Meg Foster’s ‘Black Douglas’: The Bushranger and the Man (Diaspora Research Seminar Review)

Written by Lewis Twiby On Tuesday 31 October, Meg Foster, a Ph.D. candidate at the University of New South Wales, gave a research seminar on the infamous bushranger Black Douglas. This was in an effort to highlight her research in this overlooked aspect of Australian national history. During Australia’s gold rush of the 1850s, a new brand of criminal named the ‘bushranger’ emerged and set … Continue reading Meg Foster’s ‘Black Douglas’: The Bushranger and the Man (Diaspora Research Seminar Review)

‘Frankenstein’: A Celebration of 200 Years of Thrilling Horror

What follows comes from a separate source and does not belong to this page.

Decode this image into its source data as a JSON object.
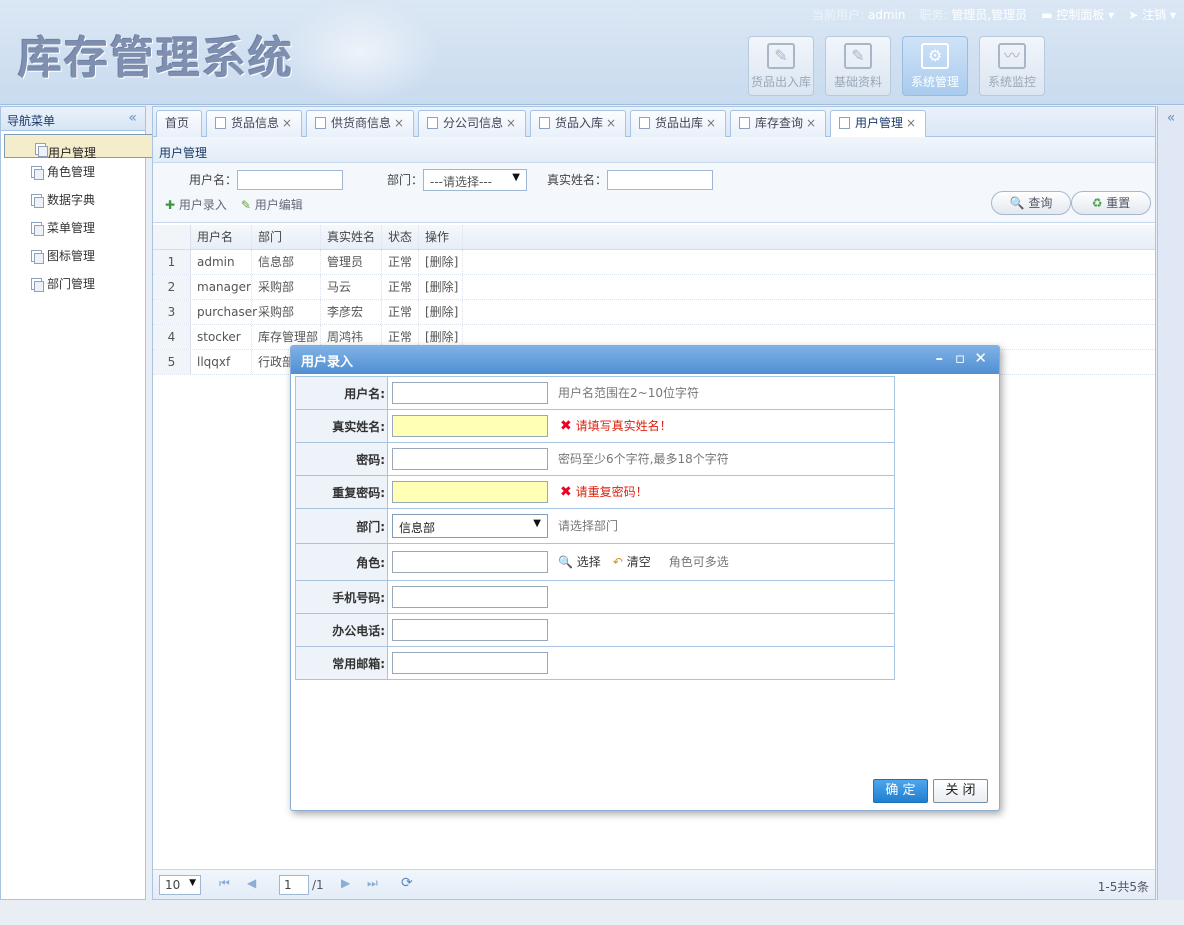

Written by Daniel Sharp On 1 January 1818, the first edition of Mary Shelley’s horror novel Frankenstein; or, the Modern Prometheus was published. The two hundredth anniversary of its publication is coming up very soon, and in celebration of this, the Keats-Shelley Association of America has launched the ‘Frankenreads’ project. This project encourages people to commemorate the anniversary by hosting events related to the book … Continue reading ‘Frankenstein’: A Celebration of 200 Years of Thrilling Horror

Trump, Brexit and the return of the ‘Country Party’

Written by Travis Aaroe   What forces drove Britain to vote to leave the European Union, and for American voters to elect the political outsider Donald Trump? The rhetoric used by both campaigns strongly echoes that of an earlier political tradition, known as the ‘Country Party’ or the ‘Country Persuasion’. The Country Party began in England as an on and off, informal group of parliamentarians … Continue reading Trump, Brexit and the return of the ‘Country Party’

Three Hours in Hell

Written by Lewis Twiby Guernica, April 25, 1937 “Franco is about to deliver a mighty blow against which all resis…” Testily, Luisa shut off the radio. The rebels had been blasting out their asinine propaganda for the last few hours. It had been affecting some. Over half of her battalion had been destroyed during their flight from Bilbao. Poor rations, political infighting, cramped conditions, and … Continue reading Three Hours in Hell

Public Lecture Review: Dr. Shashi Tharoor’s ‘Looking Back at the British Raj in India’

Written by Carissa Chew On Monday 2 October 2017, as part of the University of Edinburgh’s World India Day celebrations, acclaimed author, Member of the Indian Parliament and former UN Under-Secretary-General, Dr. Shashi Tharoor, delivered a forceful and poignant speech at McEwan Hall in which he made plain the exploitative, oppressive and violent nature of British colonial rule in India. By drawing upon a wealth … Continue reading Public Lecture Review: Dr. Shashi Tharoor’s ‘Looking Back at the British Raj in India’

Napoleonic Prisoners and Edinburgh Castle: A Brief Examination

Written by Daniel Sharp Edinburgh Castle stands on high, overlooking Scotland’s capital. It is an impressive sight – it may be small, yet it is also beautiful, especially when lit up at night, and provides a scene that many photographers love to snap. It is a famous tourist spot, its deep history drawing in visitors from all over the world. Some of the historical facts … Continue reading Napoleonic Prisoners and Edinburgh Castle: A Brief Examination